Have you noticed lately that the dietary Dictocrats have declared “sugar, salt and fat,” (in any order) the new trio of “bad boys”? Notice they are linking sugar to the previously demonized salt and fat. Adding sugar is a clever way for them to pivot and I commend them for that, but salt and saturated fat have never been on my “bad boy” list.
Mary Enig had trumpeted the dangers of artificial trans fats since the McGovern Select Committee hearings of 1977. In that, of course, she was “spot on,” as the government finally acknowledged in 2003. But, not without wrongly linking the danger of artificial trans fats (made from corn and other vegetable oils) to saturated fats from animals. They also conveniently ignored the natural trans fat (conjugated linoleic acid or CLA) that is found in animal fats and is very good for our health. Chemically these two fats are very different. Natural CLA is good.
Further differentiation among fats has occurred more recently: our government has declared that SOLID FATS (again lumping together both the naturally occurring saturated fats and the artificial trans fats) are “bad,” but VEGETABLE OILS, which are highly processed food products, made from seeds and grains, are “good” for you. You’re asked to ignore the fact that the United States Department of Agriculture is the federal agency responsible for both promoting corn and soybeans, the mainstays of the U. S. agricultural and food manufacturing industries, and protecting the public health, in that order. It’s pretty scary, when you think about it.
Anyway, sugar has now been added to this nefarious group and with good cause –sugar is indeed a “bad boy.” Note, however, that sugar is not identified as a carbohydrate. It is a simple carb, either a mono or disaccharide. Glucose is the most common component of the molecule. It is easily used for energy. The body “prefers” to burn glucose first so it can conserve fat in storage for the coming famine. Don’t we all know this? If we become “sugar burners” by grazing on carbs all day, we (our body, through the action of insulin) will not burn any of our stored body fat. As long as there’s sugar aplenty, it will pile more fat on our bodies to prepare for the “lean times” ahead.
Fructose is another component of the common sugar molecule sucrose. Consumed in large amounts it is also a “bad boy.” A chronic toxin, it isn’t burned like glucose. It is shunted to the liver to be detoxified. If the liver can’t handle the load, it converts it, in steps, to fat by lipogenesis, and we get NAFLD – nonalcoholic fatty liver disease.
So, what’s wrong with the new triumvirate the government has created? If you believe that salt and saturated fats are bad for you, then nothing. The government has invested billions in vilifying salt and fat, and lumping sugar (sorry) together with salt and fat condemns it by association. The problem is that salt and saturated fats are not bad for you, but excessive simple sugars are. And if you’re a Type 2 diabetic, as I have been for 33 years, then anything that becomes glucose in the blood (simple or complex carbs) has to be eaten in very limited quantities.

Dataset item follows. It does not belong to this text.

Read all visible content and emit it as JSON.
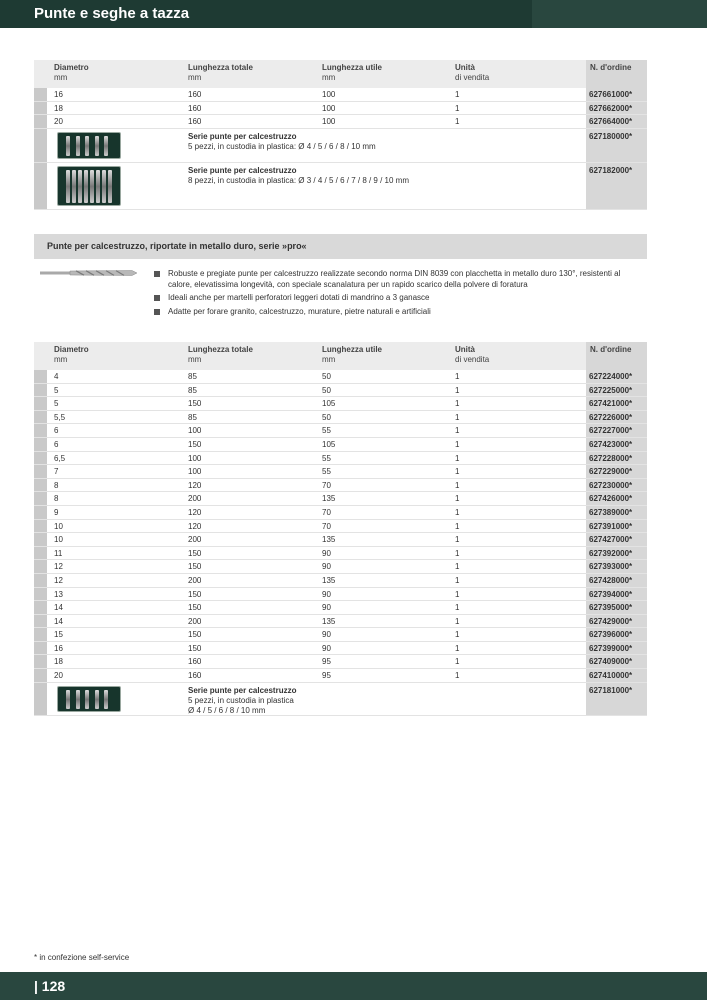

I hew to the injunction articulated for me by Kurt Harris, MD, in his defunct Archevore Diet: avoid as much as possible the “NADs (Neolithic Agents of Disease): wheat, excess fructose and excess linoleic acids.” The latter are “the grain and seed derived oils (cooking oils): Eat or fry with ghee, pastured butter, animal fats, or coconut oil. Avoid temperate plant oils like corn, soybean, canola, flax, walnut, etc. Go easy on the nuts, especially soy and peanuts.” For me, this translates to a different triumvirate: Wheat, corn and soy. And legumes, except green beans.
Harris adds: Eat “whole foods from animals. Favor grass-fed ruminants like beef and lamb for your red meat. Animal fats are an excellent dietary fuel and come with lots of fat-soluble vitamins. It can work very well to simply replace your sugar and wheat calories with animal fats. If you are not diabetic, you can eat more starch and less animal fat. A low carb diet can rely more on ruminant fat and pastured butter.”
I add salt to most things. An argument in favor of this practice is made by Michael Eades, MD, and by Volek and Phinney in their excellent book, “The Art and Science of Low Carbohydrate Eating.” See Retrospective #74.
So, by all means, avoid sugar, but not salt and saturated fat. Both are good and necessary for your health.